▶ **REQUIREMENT**:
Where a line below holds the string "will", copy that line.

▶ **INPUT DATA**:
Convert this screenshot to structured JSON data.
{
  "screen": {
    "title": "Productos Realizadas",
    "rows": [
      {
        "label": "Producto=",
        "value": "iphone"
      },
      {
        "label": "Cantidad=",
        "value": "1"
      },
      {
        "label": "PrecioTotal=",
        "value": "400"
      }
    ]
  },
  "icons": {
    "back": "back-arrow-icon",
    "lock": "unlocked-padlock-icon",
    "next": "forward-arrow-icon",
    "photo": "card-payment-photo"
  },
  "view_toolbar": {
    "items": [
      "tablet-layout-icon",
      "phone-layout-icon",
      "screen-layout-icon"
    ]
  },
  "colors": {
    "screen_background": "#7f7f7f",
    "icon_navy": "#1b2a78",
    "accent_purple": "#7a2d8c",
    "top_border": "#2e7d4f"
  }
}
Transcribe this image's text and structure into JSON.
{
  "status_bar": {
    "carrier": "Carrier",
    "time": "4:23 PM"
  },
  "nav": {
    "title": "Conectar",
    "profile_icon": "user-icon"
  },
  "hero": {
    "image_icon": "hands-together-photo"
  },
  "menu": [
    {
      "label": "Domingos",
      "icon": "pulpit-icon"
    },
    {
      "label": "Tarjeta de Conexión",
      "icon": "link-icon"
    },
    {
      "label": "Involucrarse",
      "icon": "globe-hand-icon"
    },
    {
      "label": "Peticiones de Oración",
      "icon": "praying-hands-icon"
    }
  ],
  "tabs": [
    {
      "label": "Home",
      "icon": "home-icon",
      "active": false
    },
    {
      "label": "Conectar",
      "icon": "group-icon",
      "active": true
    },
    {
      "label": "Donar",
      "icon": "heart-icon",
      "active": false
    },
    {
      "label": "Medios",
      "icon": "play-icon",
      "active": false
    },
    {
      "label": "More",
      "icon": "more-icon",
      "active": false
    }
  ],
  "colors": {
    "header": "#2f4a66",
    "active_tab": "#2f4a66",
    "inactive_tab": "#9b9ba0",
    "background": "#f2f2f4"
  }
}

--

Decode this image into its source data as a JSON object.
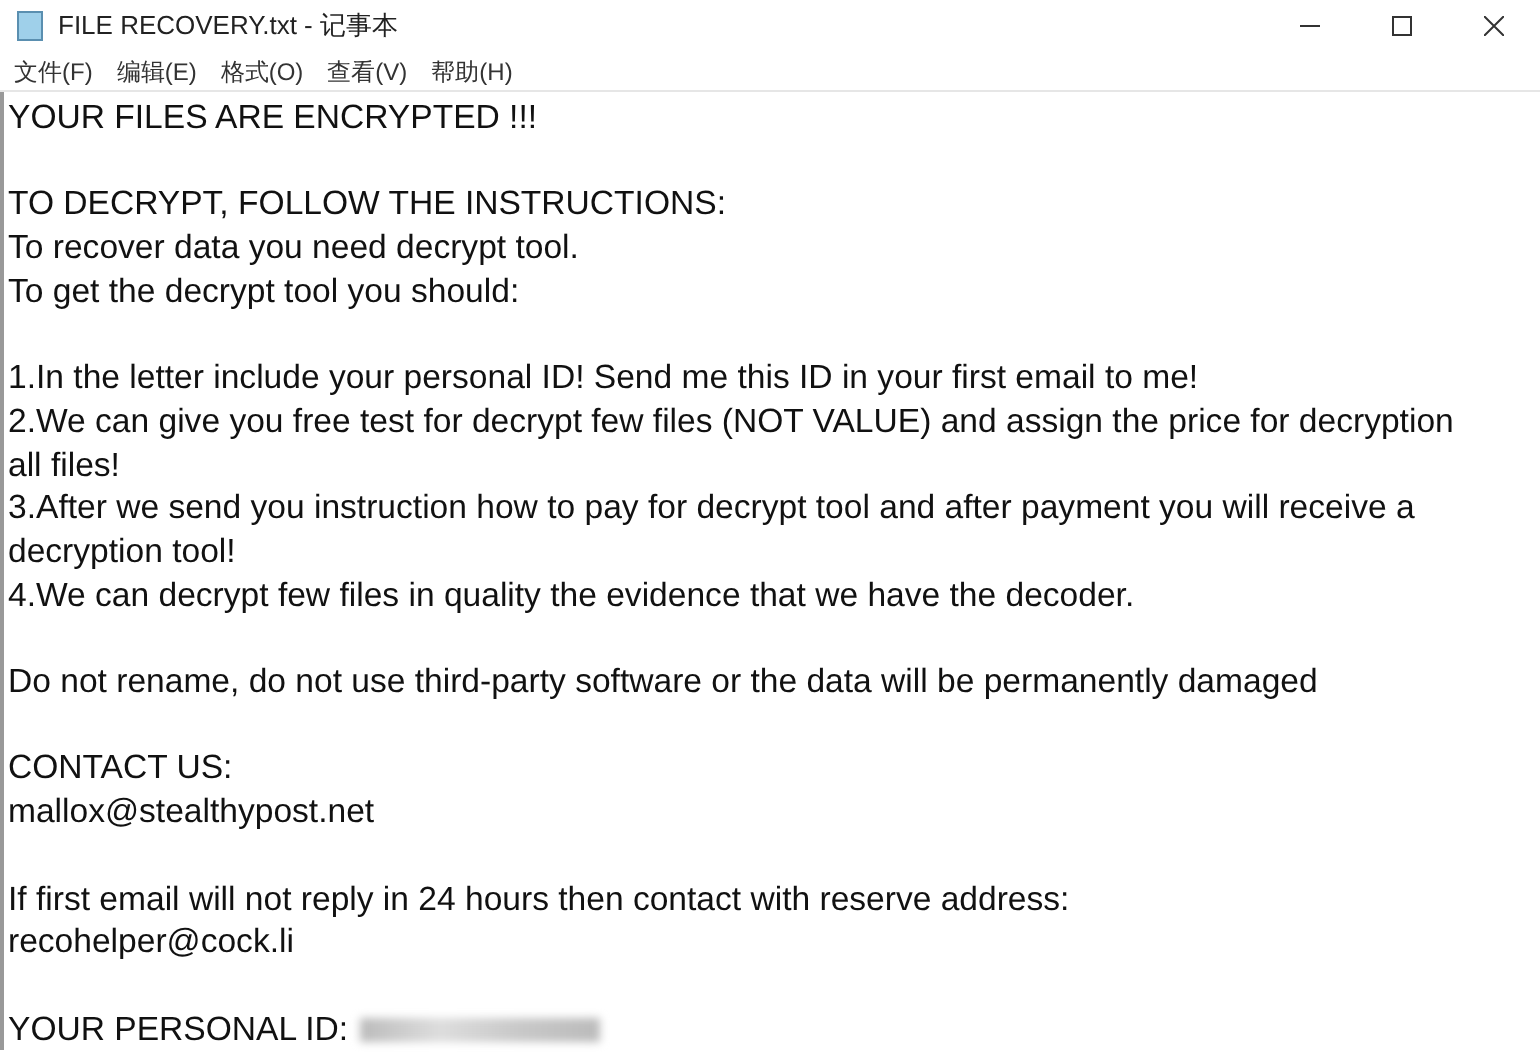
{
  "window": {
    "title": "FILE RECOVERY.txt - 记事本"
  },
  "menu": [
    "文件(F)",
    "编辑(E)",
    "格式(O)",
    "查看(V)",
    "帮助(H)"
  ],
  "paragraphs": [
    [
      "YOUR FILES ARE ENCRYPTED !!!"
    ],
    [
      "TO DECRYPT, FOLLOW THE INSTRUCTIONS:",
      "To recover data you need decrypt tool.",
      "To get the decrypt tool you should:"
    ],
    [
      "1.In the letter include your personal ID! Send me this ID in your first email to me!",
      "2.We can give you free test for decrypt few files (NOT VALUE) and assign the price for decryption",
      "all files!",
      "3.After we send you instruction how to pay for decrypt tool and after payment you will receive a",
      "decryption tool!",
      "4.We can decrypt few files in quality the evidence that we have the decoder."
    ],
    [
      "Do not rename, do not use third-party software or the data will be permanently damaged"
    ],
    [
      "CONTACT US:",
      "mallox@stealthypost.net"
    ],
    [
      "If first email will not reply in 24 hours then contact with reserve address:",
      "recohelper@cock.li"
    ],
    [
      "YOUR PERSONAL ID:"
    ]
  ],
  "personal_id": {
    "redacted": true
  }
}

▶ **THE COMPLETED TASK**:
      "3.After we send you instruction how to pay for decrypt tool and after payment you will receive a",
      "Do not rename, do not use third-party software or the data will be permanently damaged"
      "If first email will not reply in 24 hours then contact with reserve address:",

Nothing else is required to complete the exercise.